But instructions on active listening are attempting to correct a problem that no longer exists. It used to be the unfortunate default to assume you understood something or someone without checking yourself. No more. In the Age of the Echo Chamber, is anyone really listening anymore at all?
In the fraught culture of Total Noise, which has only magnified in the last decade since Wallace named it, I think most people don’t listen with the intent to understand or reply. I think most people either listen with the intent to defend themselves or don’t feel the need to listen at all. In the land of ‘the right to your own opinion’, there is no need to listen. There is no need to listen when you can adjust the settings of everything around you to “agreement.” There is no need to listen when truth, when reality, when facts are as personalisable as a digital profile. There is no need to listen when you have been given permission, indeed the mandate, to focus ever more on your own identity, your own personal oppression, at the expense of any other, especially another unlike you, and even at the expense of systemic oppression.

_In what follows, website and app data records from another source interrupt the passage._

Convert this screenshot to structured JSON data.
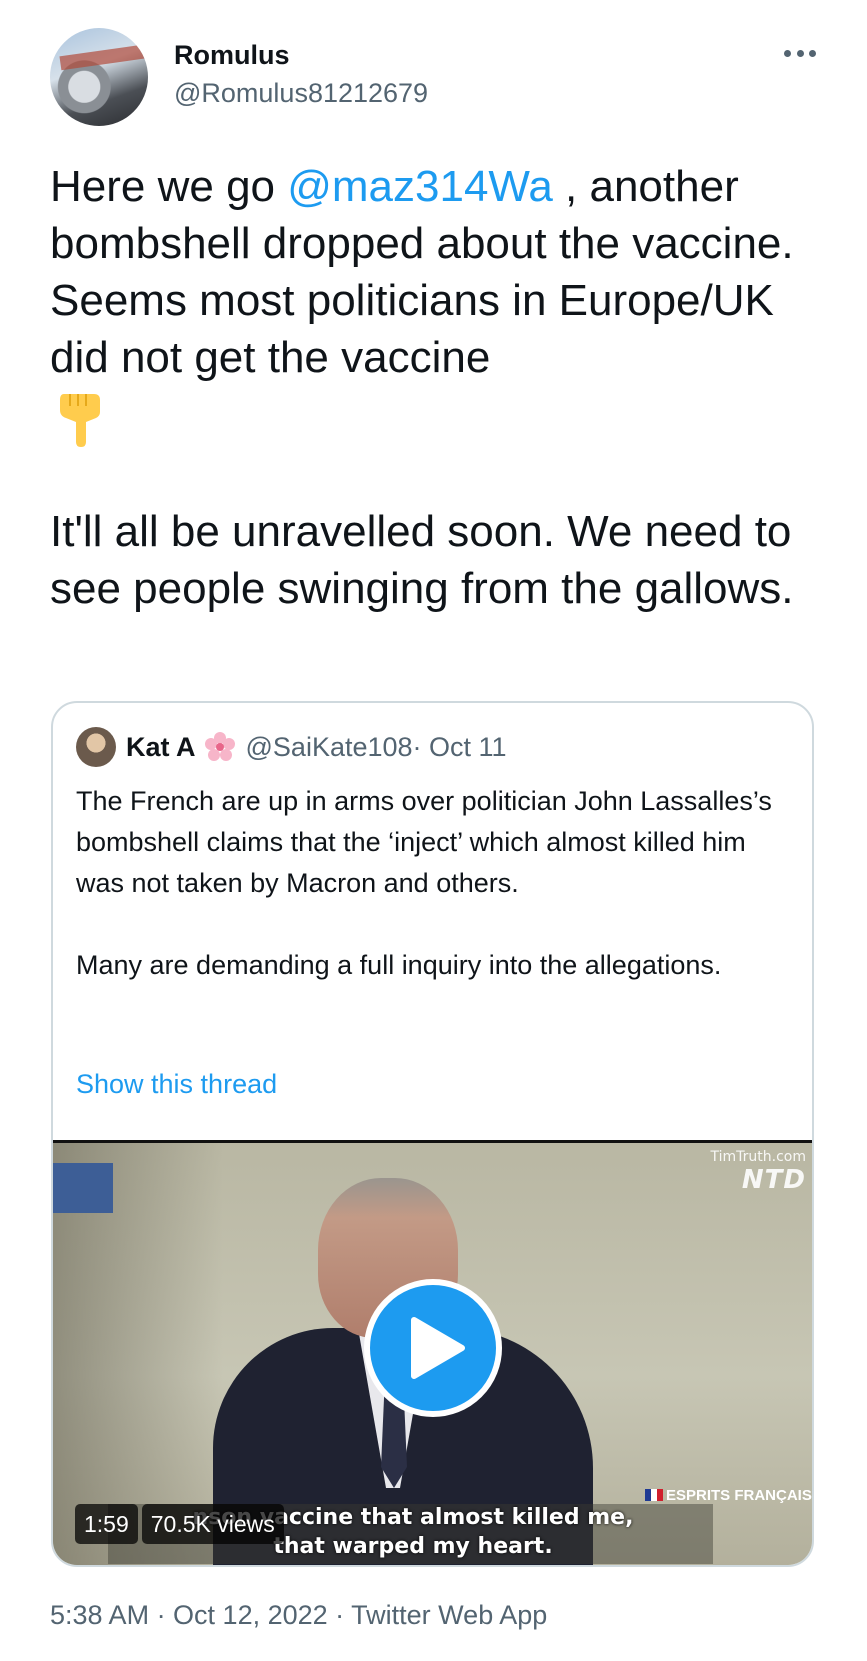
{
  "tweet": {
    "author": {
      "name": "Romulus",
      "handle": "@Romulus81212679"
    },
    "text_before_mention": "Here we go ",
    "mention": "@maz314Wa",
    "text_after_mention": " , another bombshell dropped about the vaccine. Seems most politicians in Europe/UK did not get the vaccine",
    "emoji": "backhand-index-pointing-down",
    "paragraph2": "It'll all be unravelled soon. We need to see people swinging from the gallows.",
    "footer": "5:38 AM · Oct 12, 2022 · Twitter Web App"
  },
  "quoted_tweet": {
    "author": {
      "name": "Kat A",
      "emoji": "cherry-blossom",
      "handle": "@SaiKate108",
      "date": " · Oct 11"
    },
    "paragraph1": "The French are up in arms over politician John Lassalles’s  bombshell claims that the ‘inject’ which almost killed him was not taken by Macron and others.",
    "paragraph2": "Many are demanding a full inquiry into the allegations.",
    "show_thread": "Show this thread",
    "video": {
      "duration": "1:59",
      "views": "70.5K views",
      "watermark_top": "TimTruth.com",
      "watermark_logo": "NTD",
      "channel_mark": "ESPRITS FRANÇAIS",
      "subtitle_line1": "nson vaccine that almost killed me,",
      "subtitle_line2": "that warped my heart."
    }
  },
  "colors": {
    "link": "#1d9bf0",
    "secondary_text": "#536471",
    "border": "#cfd9de"
  }
}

To be fair, attempting to listen in an environment that both produced compulsory trigger warnings and saddles victims with impossible requirements to prove sexual assault, is confusing. It’s easy to get disoriented and think, for example, that people who see the flaws in identity politics are privileged beyond subjugation and don’t care about justice rather than concerned about the division it’s wreaking and the damage it’s not fixing. Considering the toxicity of this in conjunction with our vicious individualism, where we expect humans to meet all of their basic needs – including that of belonging and connection with others – and our increasingly deregulated, capitalistic (read: cutthroat) economy, the old pastime of listening is having a rough go of it. Everyone needs a good listening to.